Please retype every entry as written, and keep the pictures out.

# Dataset excerpts:
____
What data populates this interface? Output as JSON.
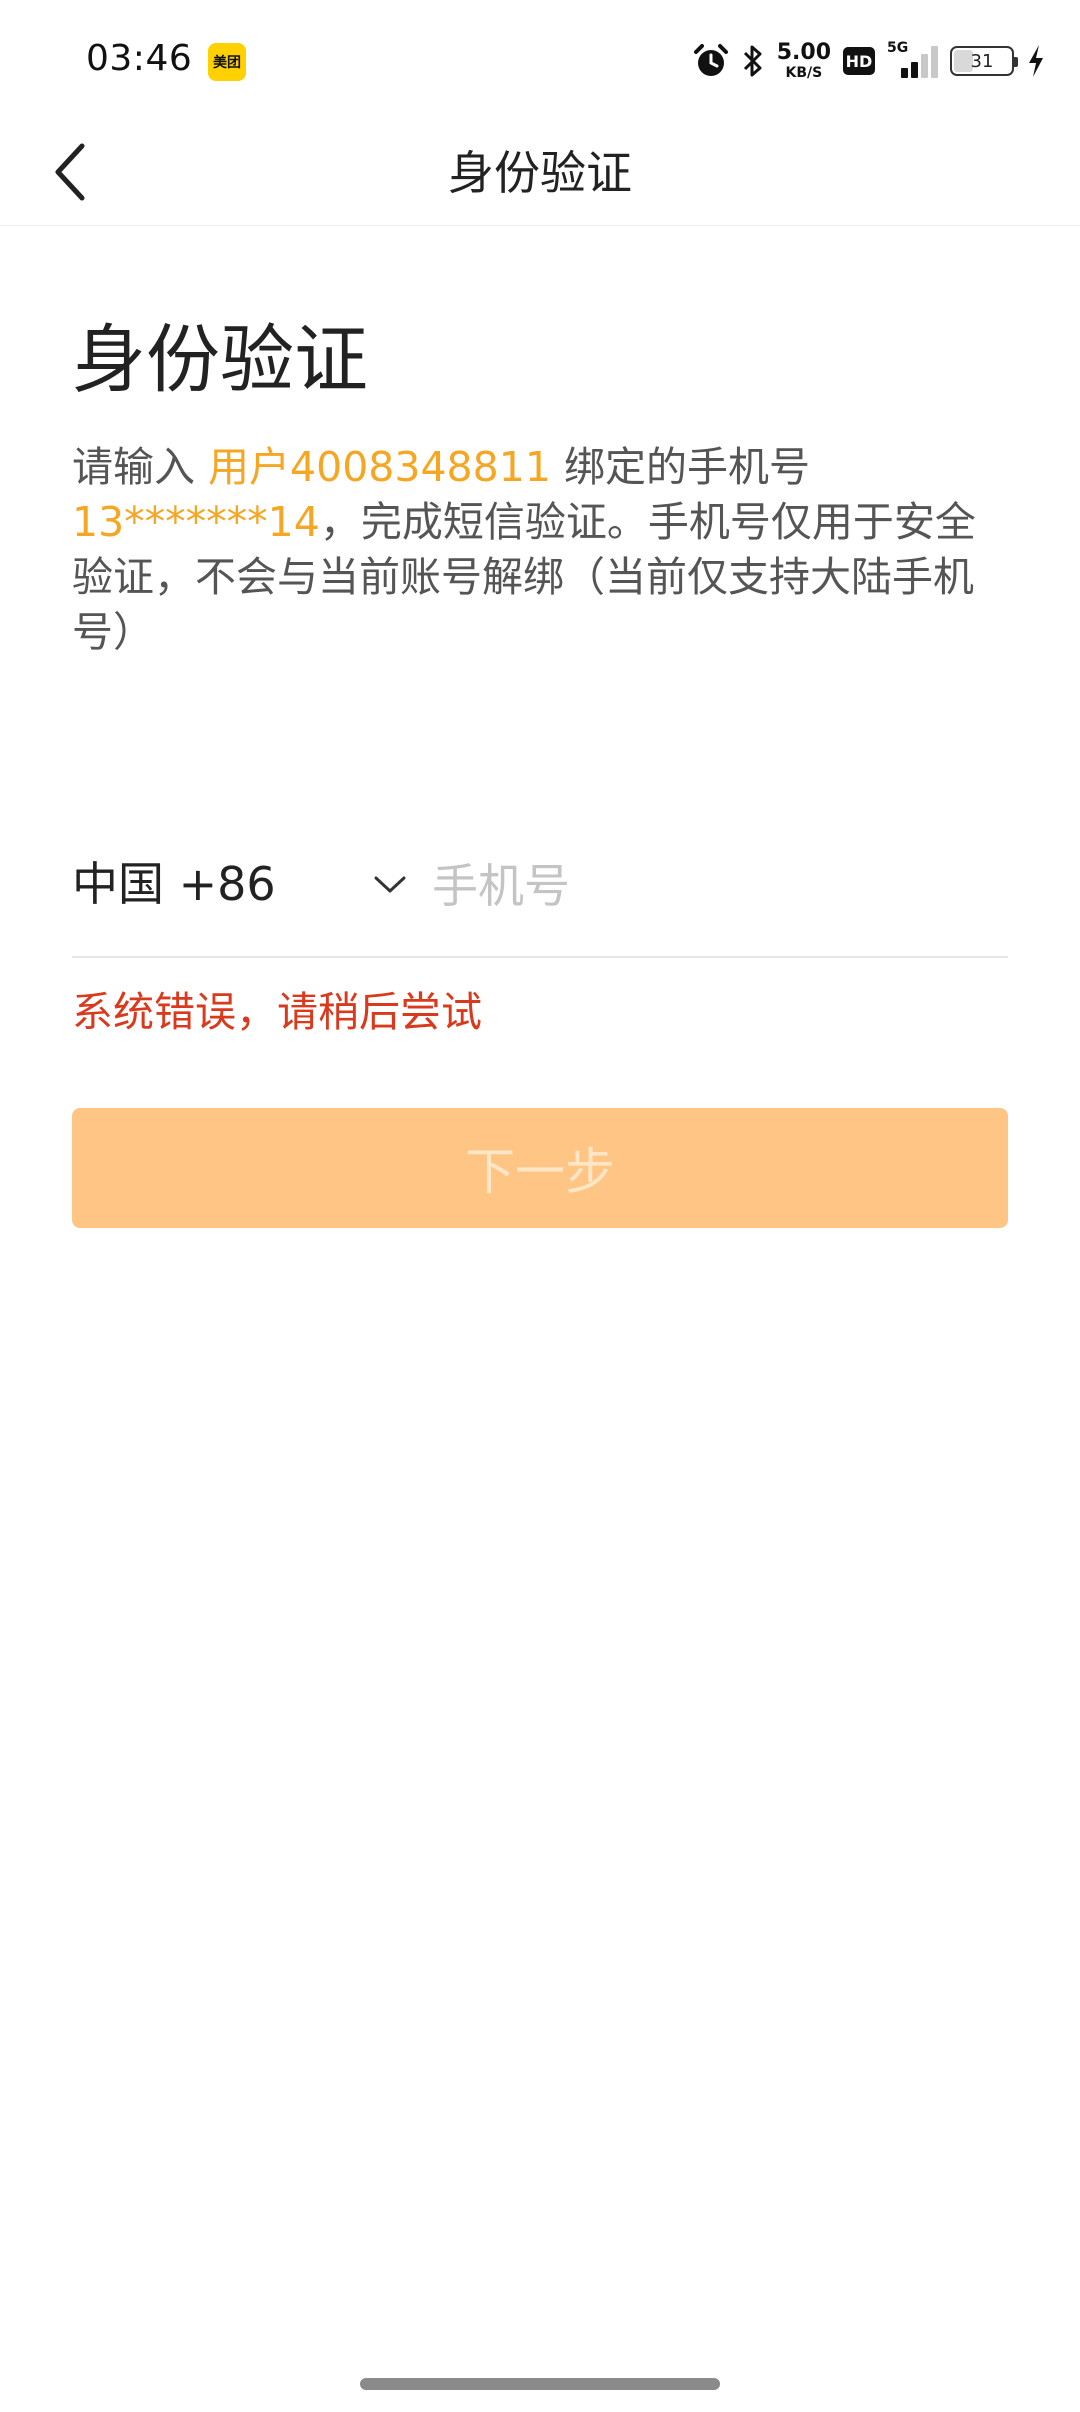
{
  "status_bar": {
    "time": "03:46",
    "app_badge": "美团",
    "net_speed_value": "5.00",
    "net_speed_unit": "KB/S",
    "hd_label": "HD",
    "network_type": "5G",
    "battery_level": "31"
  },
  "nav": {
    "title": "身份验证",
    "back_icon": "chevron-left-icon"
  },
  "main": {
    "heading": "身份验证",
    "instruction_prefix": "请输入 ",
    "account_label": "用户4008348811",
    "instruction_mid": " 绑定的手机号",
    "masked_phone": "13*******14",
    "instruction_suffix": "，完成短信验证。手机号仅用于安全验证，不会与当前账号解绑（当前仅支持大陆手机号）",
    "country_code": "中国 +86",
    "phone_placeholder": "手机号",
    "phone_value": "",
    "error_message": "系统错误，请稍后尝试",
    "next_button_label": "下一步"
  },
  "colors": {
    "highlight": "#F5A623",
    "error": "#D9391C",
    "button_bg_disabled": "#FFC584",
    "button_text_disabled": "#FFE6C6"
  }
}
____
# Completed exercise:
What data populates this interface? Output as JSON.
{
  "status_bar": {
    "time": "03:46",
    "app_badge": "美团",
    "net_speed_value": "5.00",
    "net_speed_unit": "KB/S",
    "hd_label": "HD",
    "network_type": "5G",
    "battery_level": "31"
  },
  "nav": {
    "title": "身份验证",
    "back_icon": "chevron-left-icon"
  },
  "main": {
    "heading": "身份验证",
    "instruction_prefix": "请输入 ",
    "account_label": "用户4008348811",
    "instruction_mid": " 绑定的手机号",
    "masked_phone": "13*******14",
    "instruction_suffix": "，完成短信验证。手机号仅用于安全验证，不会与当前账号解绑（当前仅支持大陆手机号）",
    "country_code": "中国 +86",
    "phone_placeholder": "手机号",
    "phone_value": "",
    "error_message": "系统错误，请稍后尝试",
    "next_button_label": "下一步"
  },
  "colors": {
    "highlight": "#F5A623",
    "error": "#D9391C",
    "button_bg_disabled": "#FFC584",
    "button_text_disabled": "#FFE6C6"
  }
}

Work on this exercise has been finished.